White noise – Sitting in my writing chair, my ears are constantly assaulted by the noises of the household. The base boom of my husband’s computer speakers coming through the office wall as he plays a video game or watches a movie. The incessant chat-chat-chatter from my son as he whirrs around the house like a hummingbird. The click-click-click of the dog’s claws on the wood floor, and his urgent barking at the slightest noise from outside. People actually buy machines that produce constant, soothing sounds to drown out external noise and promote sleep and relaxation. Inside the shower stall, all that can be heard is the steady shush of falling water, a welcome, natural white noise.

Solitude – There are very few places one can go to escape from the world. Even in bed, most of us have to share our space (“Keep your crusty man-feet on your side!"). In the shower, once the glass door steams up, and I can no longer see my cat staring intently at me with his huge, round blue eyes, I’m all by myself. No one judging me; no expectations. Alllll alone.

Refreshment – Clean is good. Just the act of literally and symbolically washing away the day creates a feeling of accomplishment and sets the stage for a receptive mood. I’m clean, I’m relaxed, I’m alone. The shower is my meditation chamber. Let the ideas come!

December 19, 2011

Haircut Chaos

Just for fun, I'm resurrecting some of my favorites posts that no one read.

January 2008

I took my four-year-old for a haircut yesterday.

What an ordeal.

This is a child who cannot hold still. I remember my mom talking about my little brother. She'd say, "If we ever get invaded by aliens and have to hide, we're dead for sure because Matt won't be able to hold still and shut up!" Apparently, my son takes after his unkie Matt.

So of course my son got a hideous haircut. Even worse than usual, but that may be my fault. I was rushed yesterday morning and didn't take the time to brush his hair (he was getting it cut, after all, I rationalized) and when we walked in to Fantastic Sam's we must have looked like some kind of dopey back-country folk who don't give two hoots about their appearance.
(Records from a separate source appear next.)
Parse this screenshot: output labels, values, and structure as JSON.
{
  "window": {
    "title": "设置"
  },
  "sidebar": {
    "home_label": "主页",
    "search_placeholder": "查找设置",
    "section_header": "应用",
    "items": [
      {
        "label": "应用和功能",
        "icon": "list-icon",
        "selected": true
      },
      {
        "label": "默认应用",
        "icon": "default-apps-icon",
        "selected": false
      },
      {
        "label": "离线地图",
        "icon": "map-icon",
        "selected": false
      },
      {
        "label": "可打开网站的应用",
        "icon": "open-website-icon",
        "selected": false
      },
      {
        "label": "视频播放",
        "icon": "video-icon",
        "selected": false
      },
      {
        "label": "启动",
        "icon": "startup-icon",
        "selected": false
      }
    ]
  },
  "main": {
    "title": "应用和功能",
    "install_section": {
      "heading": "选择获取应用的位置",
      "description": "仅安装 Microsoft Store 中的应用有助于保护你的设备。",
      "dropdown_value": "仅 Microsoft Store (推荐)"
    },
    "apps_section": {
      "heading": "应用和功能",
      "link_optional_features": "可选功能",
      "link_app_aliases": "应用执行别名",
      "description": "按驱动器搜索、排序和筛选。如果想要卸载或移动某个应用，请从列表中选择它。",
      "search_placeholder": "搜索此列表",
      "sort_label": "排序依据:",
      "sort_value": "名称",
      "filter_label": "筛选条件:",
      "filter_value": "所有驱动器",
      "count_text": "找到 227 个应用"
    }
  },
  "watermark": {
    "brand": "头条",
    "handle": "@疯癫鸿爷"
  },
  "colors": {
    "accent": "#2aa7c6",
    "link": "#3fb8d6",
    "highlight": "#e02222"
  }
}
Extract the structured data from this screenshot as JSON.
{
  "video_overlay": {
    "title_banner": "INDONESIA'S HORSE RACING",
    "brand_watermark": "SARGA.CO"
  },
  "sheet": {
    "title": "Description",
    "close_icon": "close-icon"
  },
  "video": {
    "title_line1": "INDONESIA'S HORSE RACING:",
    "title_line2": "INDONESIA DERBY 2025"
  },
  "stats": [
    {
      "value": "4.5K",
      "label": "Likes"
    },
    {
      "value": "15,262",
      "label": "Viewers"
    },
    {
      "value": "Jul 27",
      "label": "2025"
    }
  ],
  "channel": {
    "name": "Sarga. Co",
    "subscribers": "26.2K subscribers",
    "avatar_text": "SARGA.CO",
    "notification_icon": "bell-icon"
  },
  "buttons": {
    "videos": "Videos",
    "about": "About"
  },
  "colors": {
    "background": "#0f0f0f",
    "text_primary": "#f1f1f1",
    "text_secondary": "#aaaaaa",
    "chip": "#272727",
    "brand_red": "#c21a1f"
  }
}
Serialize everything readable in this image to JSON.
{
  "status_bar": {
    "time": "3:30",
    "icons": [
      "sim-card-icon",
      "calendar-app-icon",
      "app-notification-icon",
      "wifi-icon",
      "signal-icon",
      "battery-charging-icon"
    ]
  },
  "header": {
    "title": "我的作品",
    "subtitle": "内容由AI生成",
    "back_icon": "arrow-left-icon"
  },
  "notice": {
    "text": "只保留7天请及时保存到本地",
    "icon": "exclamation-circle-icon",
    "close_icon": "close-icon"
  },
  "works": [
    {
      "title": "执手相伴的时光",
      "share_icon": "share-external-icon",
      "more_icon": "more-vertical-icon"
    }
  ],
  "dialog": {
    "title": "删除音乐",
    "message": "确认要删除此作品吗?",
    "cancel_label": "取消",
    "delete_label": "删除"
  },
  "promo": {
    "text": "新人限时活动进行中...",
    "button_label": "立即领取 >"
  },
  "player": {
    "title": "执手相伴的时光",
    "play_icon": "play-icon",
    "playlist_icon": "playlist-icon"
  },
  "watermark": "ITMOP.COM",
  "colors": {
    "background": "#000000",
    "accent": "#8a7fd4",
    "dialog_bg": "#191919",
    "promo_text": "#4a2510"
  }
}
The hairstylist probably thought he needed a cut that would keep his grown-out hair from getting caught in the pigsty gate or the rusted out Chevy.

She was young and it was obviously her first day - my son may have even been her very first haircut - poor thing, I hope she didn't have a career change of heart after surviving the chaos. So anyway, just about everyone in the store had to get involved in mowing the boy's mop. The other stylists took turns coming over and trying to bribe or distract him into holding still. He thought all the attention was grand fun and acted out even more. Then he got hair in his mouth and in his eyes and started whining and disturbing his apron, which made even more hair go flying. The harried hairstylist tried to remain calm, but I could see her hands shaking.

Not even the promise of a lollipop, a rare treat for him, could keep my little guy's shoulders from rising whenever the buzzy scissors hit his neck. When I say the haircut was bad, I do not exaggerate. I literally could do better - on a kid who held still, of course. So this poor hairstylist is going to extreme measures to fix it and it's getting shorter and shorter. Snip, snip, snippity-snip! I started rolling my eyes because he might as well have been bald by then.

Then he began a loud litany of, "When are you gonna be done? Are you done yet?" The fond smiles on the other patron's faces had long since worn thin by the time he was finally shorn.

Liberated from the chair, my boy went straight for the lollipop jar while I futilely brushed at my clothes, which were covered with a thick layer of short, blonde hairs after my useless attempts to pin his head down during the procedure.

As I walked out the door, I sheepishly handed the stylist a $10 tip for sheer effort, even though my son looks like a fuzzy, lopsided baby chick. Next time, I'm hoping to find a salon that, like many dentists' offices, offers sedation - for both my son and me!